And as part of efforts geared towards taking the Organization to greater heights and to actualize its dreams and aspirations, the Management recently embarked on some crucial policy measures to wit: effected changes to the official Logo of the Corps; rebranded the Staff Identity Card and overhauled the official Website of the Organization.
In order to give effect to the restructuring exercise, the National Commandant embarked on an official tour of all the Zonal Commands in the country, where discussions were held with officers of the Corps with a view to ensuring that the challenges confronting the Organization, especially the issue of the Bill are decisively tackled.
And that is not all. Officers deserving of promotion have been promoted with Deputy National Commandants (DNCs) appointed to take charge of Zonal Commands, while several other officers have been elevated to the rank of Assistant National Commandants (ANCs). Sure, things appear to be looking up for the Corps, all thanks to the National Commandant, Dr Dickson Akoh, who in spite of all the paralyzing ills starring the Organization in the face has remained unfazed and continued to tap into his acclaimed wisdom to pull out several joker cards.
According to a wise saying, ‘’when money is lost, nothing is lost. When time is lost, something is lost, but when hope is lost, then everything is lost’’. In the case of the Peace Corps of Nigeria, both money and time were lost, but the good thing is that hope was not lost in the process. So, hope is rife that the Corps is presently in the process of proving its critics cum enemies wrong by stepping back from the edge of the precipice to the glory of God. The Organization still remains Big, Strong and Reliable (apologies to Union Bank Plc).
For a quicker negotiation out of all the challenges, all officers of the Corps should remain perpetually vigilant, hopeful and above all, prayerful for the Egyptians that they have been seeing all these years, they shall soon see them no more. I rest my case. Period!
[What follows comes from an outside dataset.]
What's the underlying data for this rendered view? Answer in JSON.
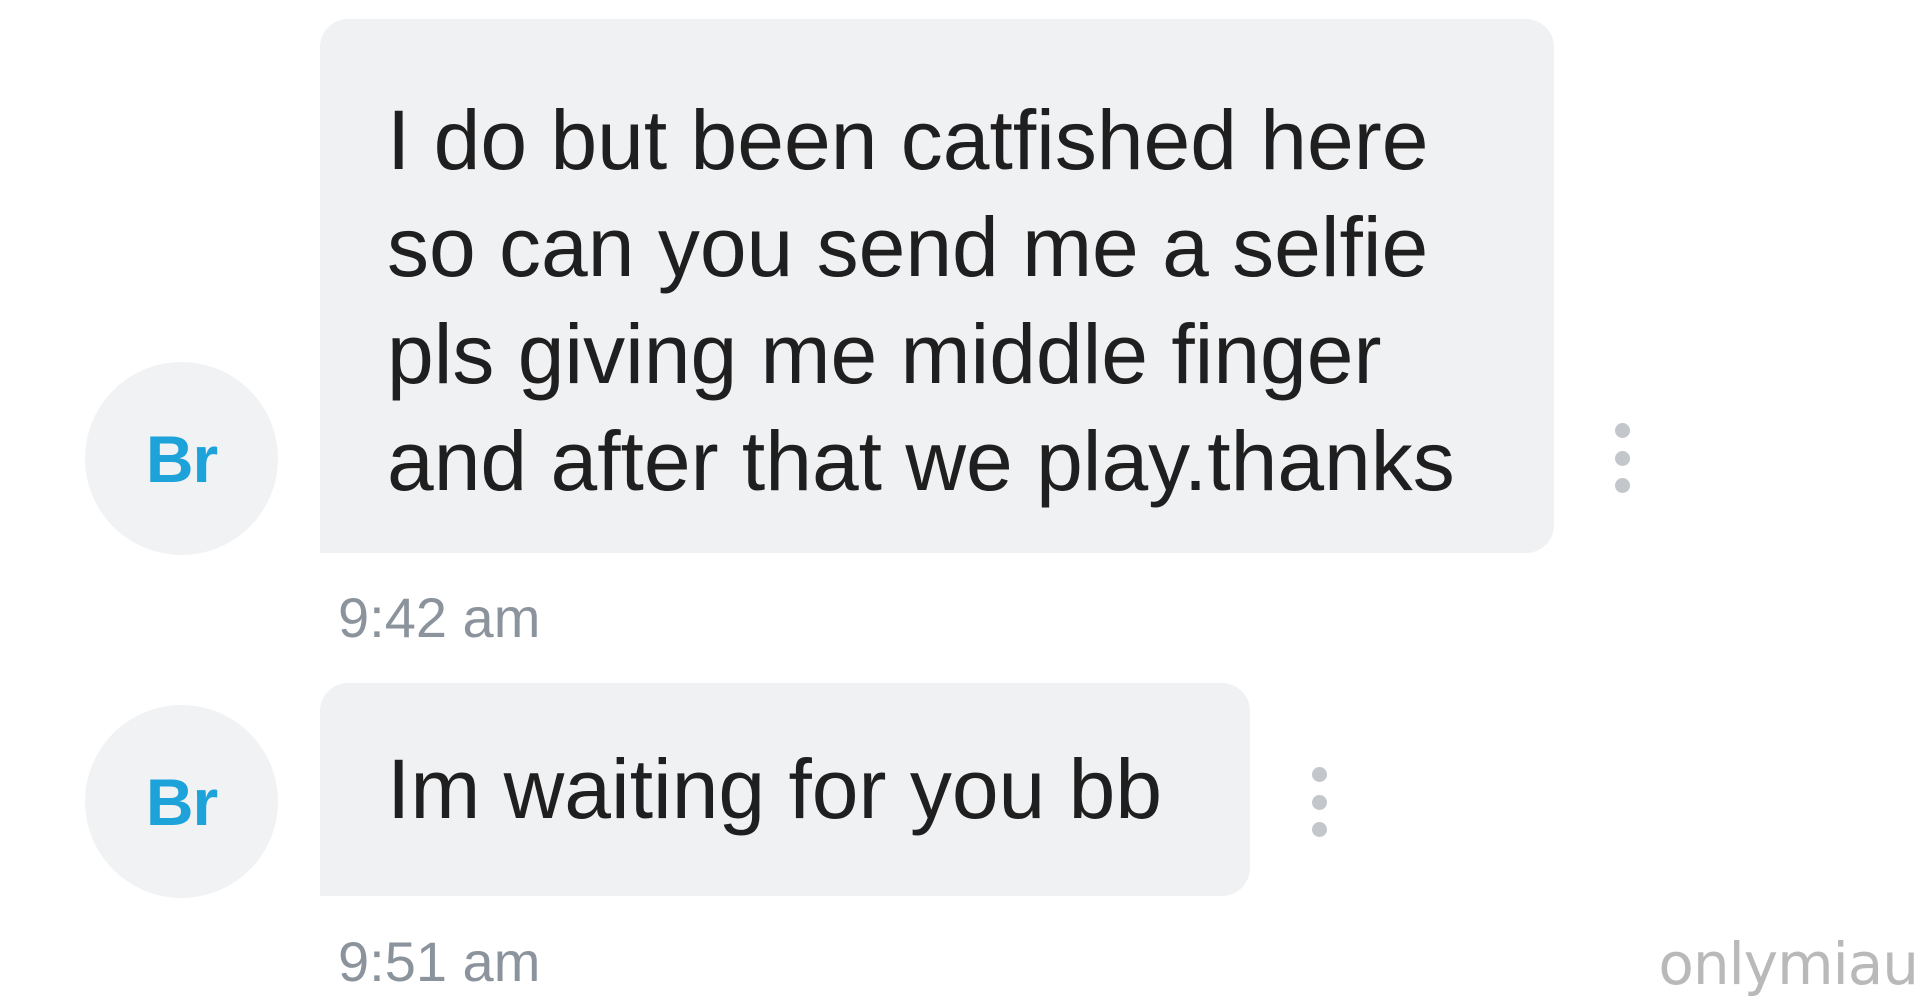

CREDIT- Rogers Edor Ochela
Ochela, the media consultant to Peace Corps of Nigeria is reachable via firstname.lastname@example.org (090-94411666—Texts only)